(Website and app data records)
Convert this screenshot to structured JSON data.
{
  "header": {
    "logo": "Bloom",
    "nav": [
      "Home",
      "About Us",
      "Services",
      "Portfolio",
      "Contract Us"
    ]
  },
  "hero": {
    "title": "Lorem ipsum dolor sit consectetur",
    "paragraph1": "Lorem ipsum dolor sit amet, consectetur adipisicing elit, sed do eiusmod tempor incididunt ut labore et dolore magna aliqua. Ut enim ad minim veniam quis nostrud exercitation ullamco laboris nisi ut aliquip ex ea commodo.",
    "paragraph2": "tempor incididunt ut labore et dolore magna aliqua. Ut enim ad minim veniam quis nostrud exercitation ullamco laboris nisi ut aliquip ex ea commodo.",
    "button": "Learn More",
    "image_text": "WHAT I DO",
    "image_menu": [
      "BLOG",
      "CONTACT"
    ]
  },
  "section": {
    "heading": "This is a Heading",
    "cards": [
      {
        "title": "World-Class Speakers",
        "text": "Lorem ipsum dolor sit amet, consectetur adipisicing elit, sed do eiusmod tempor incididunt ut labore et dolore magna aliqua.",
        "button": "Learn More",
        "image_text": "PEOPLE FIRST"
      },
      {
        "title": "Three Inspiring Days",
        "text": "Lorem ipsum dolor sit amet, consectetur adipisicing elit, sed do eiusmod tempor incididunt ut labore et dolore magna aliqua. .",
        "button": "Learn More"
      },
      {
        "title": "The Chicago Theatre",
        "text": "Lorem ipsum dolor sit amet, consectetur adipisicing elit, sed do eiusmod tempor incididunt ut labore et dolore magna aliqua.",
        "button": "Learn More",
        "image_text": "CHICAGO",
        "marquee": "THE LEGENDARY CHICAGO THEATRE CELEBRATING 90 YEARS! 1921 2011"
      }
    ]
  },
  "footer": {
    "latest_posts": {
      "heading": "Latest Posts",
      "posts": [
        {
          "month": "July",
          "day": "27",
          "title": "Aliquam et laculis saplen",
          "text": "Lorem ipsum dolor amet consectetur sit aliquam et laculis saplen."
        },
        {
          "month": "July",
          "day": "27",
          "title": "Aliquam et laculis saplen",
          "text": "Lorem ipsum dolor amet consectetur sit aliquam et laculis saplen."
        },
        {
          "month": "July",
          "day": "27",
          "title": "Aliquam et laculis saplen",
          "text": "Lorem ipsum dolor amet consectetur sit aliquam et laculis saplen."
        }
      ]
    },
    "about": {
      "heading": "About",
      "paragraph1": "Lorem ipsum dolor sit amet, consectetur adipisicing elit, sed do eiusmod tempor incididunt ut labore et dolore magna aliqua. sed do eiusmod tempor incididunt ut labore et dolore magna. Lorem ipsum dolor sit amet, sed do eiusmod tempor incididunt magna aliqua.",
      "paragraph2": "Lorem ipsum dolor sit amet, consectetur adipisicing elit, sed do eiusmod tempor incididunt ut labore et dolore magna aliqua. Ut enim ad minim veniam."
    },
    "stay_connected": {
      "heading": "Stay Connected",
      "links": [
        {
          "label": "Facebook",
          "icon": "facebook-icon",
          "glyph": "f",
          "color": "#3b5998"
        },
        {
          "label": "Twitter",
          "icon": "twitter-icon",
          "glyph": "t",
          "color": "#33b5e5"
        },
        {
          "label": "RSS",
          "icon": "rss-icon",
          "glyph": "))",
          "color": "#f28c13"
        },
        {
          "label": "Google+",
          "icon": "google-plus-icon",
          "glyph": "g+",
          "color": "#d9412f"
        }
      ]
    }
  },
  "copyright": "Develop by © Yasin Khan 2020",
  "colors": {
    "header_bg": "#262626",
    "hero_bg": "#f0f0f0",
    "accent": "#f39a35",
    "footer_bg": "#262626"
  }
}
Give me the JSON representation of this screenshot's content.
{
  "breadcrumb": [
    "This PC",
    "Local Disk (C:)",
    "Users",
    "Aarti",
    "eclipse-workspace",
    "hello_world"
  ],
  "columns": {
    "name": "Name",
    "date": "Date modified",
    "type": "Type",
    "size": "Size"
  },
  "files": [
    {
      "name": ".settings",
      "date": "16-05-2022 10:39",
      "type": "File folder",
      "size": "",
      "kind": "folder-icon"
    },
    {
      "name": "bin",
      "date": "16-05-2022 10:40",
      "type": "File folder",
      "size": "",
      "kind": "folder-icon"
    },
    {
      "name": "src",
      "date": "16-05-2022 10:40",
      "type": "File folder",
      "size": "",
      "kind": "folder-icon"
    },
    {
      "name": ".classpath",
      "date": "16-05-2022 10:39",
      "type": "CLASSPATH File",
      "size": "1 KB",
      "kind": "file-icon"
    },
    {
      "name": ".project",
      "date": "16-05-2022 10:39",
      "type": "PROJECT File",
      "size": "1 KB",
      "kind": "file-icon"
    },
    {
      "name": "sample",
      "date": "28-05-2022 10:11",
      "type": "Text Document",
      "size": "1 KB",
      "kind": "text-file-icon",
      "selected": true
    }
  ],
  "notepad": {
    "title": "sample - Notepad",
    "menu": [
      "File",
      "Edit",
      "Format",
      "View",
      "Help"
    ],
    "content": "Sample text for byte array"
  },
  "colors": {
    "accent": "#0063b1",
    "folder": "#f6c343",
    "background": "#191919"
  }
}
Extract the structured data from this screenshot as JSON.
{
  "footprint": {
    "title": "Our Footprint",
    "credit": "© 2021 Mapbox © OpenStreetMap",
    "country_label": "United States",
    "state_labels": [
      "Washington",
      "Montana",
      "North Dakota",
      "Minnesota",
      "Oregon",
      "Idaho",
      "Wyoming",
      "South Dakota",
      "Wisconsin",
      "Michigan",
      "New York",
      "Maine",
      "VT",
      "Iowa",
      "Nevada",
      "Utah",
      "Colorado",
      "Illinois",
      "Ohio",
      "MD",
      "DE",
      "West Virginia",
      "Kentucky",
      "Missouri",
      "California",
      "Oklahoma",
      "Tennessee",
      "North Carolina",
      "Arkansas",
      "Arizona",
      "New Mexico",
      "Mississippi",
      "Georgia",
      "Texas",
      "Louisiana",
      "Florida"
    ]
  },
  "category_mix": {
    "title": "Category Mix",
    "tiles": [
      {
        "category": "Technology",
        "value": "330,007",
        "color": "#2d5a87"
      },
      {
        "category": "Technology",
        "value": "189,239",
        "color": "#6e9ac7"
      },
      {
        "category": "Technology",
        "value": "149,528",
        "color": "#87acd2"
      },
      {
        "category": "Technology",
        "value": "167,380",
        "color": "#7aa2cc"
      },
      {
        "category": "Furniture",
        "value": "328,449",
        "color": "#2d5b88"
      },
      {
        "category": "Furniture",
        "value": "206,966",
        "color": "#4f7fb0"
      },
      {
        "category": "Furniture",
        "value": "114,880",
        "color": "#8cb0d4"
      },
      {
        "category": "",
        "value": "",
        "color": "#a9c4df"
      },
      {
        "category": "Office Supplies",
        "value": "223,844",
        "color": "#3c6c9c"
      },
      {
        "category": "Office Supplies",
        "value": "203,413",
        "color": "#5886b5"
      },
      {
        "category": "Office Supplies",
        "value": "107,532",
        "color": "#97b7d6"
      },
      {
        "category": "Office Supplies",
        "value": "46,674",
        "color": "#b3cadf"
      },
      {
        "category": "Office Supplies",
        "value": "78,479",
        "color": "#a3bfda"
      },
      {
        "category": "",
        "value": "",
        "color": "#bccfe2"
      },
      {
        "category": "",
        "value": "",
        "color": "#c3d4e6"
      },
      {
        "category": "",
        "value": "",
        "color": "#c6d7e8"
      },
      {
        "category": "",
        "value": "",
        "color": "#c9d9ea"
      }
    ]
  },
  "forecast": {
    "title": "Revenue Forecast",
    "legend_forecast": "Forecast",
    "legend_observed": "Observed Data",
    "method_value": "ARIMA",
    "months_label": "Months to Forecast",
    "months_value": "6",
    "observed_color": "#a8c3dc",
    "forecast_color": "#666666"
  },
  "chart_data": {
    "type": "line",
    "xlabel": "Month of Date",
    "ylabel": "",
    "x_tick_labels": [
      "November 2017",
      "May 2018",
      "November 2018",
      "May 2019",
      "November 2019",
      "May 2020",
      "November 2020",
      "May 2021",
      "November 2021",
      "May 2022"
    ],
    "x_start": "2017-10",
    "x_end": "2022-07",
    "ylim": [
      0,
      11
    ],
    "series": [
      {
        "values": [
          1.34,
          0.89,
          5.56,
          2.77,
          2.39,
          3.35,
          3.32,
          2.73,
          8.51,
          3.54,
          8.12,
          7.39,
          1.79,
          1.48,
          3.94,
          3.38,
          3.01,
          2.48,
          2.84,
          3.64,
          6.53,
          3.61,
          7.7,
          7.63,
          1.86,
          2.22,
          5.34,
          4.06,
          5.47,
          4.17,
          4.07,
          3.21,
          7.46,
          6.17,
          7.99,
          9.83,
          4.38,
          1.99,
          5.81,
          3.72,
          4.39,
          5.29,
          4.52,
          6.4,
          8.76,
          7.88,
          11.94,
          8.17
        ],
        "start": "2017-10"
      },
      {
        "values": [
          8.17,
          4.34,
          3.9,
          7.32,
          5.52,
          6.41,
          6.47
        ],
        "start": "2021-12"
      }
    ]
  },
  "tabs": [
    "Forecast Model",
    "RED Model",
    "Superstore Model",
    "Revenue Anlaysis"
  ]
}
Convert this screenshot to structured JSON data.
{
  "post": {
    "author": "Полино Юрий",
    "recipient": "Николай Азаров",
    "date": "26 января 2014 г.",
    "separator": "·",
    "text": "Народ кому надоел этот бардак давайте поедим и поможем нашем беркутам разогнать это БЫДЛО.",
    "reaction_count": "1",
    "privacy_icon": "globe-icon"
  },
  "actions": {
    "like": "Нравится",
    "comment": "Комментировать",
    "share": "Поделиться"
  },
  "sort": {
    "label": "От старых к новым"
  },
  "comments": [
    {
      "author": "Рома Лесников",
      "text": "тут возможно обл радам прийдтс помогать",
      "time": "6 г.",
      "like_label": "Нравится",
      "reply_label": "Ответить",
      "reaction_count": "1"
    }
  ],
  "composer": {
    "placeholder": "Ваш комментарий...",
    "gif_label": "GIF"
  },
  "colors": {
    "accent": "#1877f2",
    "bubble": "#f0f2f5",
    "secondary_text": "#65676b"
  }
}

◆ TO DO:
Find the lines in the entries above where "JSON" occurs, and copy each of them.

◆ WORKED SOLUTION:
Convert this screenshot to structured JSON data.
Give me the JSON representation of this screenshot's content.
Extract the structured data from this screenshot as JSON.
Convert this screenshot to structured JSON data.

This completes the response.